“Amnesty International said several detainees have died after being subjected to torture in recent weeks and months, and cited wide-spread, ill-treatment of Gadhafi loyalists.

Doctors Without Borders said it was pulling out of the city of Misrata because some detainees were brought for care only to make them fit for further interrogation…

‘There’s torture, extrajudicial executions, rape of both men and women,’ Navi Pillay, the UN High Commissioner for Human Rights, told The Associated Press.

‘Something has to be done immediately to assist the authorities for the state to take control of these detention centers.’

This is a terrible blemish on the Libyan interim government, although some would argue that the blemish actually appeared with the manner in which Colonel Qaddafi was abused and killed.  As bad as he was, and despite all the blood on his hands, it was imperative for the Libyan rebels to resist the temptation to stoop to his level of gross barbarity.

No doubt there is deep anger and thirst for revenge in the region, including in Syria, after an exceptionally bloody week there.  However, in the long run, it would be counterproductive for the very groups who have sought freedom and justice to resort to the same tactics of torture, abuse, and extrajudicial detentions and sentencing, especially in a post-regime change context.  Ultimately, they will lose their moral legitimacy, as they will have blurred the lines between themselves and the tyrannical regimes they have been pitted against.  Amnesty International and Doctors without Borders did the right thing.  Everyone must be held under scrutiny, not just the regimes.  No one is above the principles and laws of human rights.

NOTE:  Everything I write in this blog constitutes my personal opinions and views.





The Qaddafi Template in Syria

13 01 2012

In his latest public speech, Syria’s President Bashar al-Assad sounded a lot more like the late Colonel Qaddafi, who threatened to crush his opponents mercilessly.  Where Qaddafi threatened to go door-to-door, house-to-house, and alley-to-alley – and made good on his threats – Assad is now saying he will crush his opponents with an “iron hand.”  Assad started off in the early stages of the Syrian uprising sounding very delusional and detached from the reality on the ground, to the point of making ridiculous claims in his interview with Barbara Walters a few weeks ago.  He attempted to dissociate his presidency from the authority and responsibility of giving orders to, and controlling, the state security forces.  But, he fooled no one.

However, Assad’s latest 110-minute speech in Damascus manifests a shift in his rhetoric towards an even more threatening stance, which by the way contradicts what he said in the Walters interview, and now puts him in a similar light as Qaddafi.  Whereas Qaddafi referred to the opposition as “rats, cockroaches, and Al Qaeda terrorists on drugs,” Assad labeled his opposition as “terrorists, murderers, criminals.”

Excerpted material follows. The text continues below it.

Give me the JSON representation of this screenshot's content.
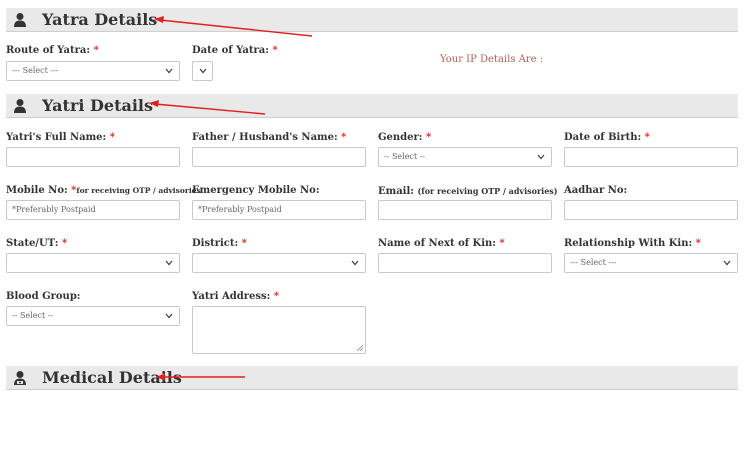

The critical question for the international community is whether or not the “R2P” (Responsibility to Protect civilians) UN mandate applies to the Syrian case.  With 5,000+ casualties (mostly civilians), the protesters in Syria have been pleading with the international community to apply the R2P mandate and protect them from Assad’s ruthless crackdown.

But, Syria is not Libya, and even in Libya, with its much smaller size and less formidable military compared to Syria, it took NATO and the rebels several long months to achieve their missions, and for the regime to fall.  Syria is a different nut to crack.  You can compare the military strength between Syria and Libya at Global Firepower:  http://www.globalfirepower.com/.  Plus, one must consider Syria’s powerful allies, Iran and Russia, as a January 10th article in the Globe and Mail describes:

“The Syrian President still has powerful allies like Russia, five of whose naval vessels docked on the weekend at the Syrian port of Tartous, where the Russians maintain a base.”

Nonetheless, Assad clearly is not applying lessons learned from the 2011 Arab uprisings and revolts.  Perhaps denial and delusions of grandeur and invincibility are in the DNA of dictators.

NOTE:  Everything I write in this blog constitutes my personal opinions and views.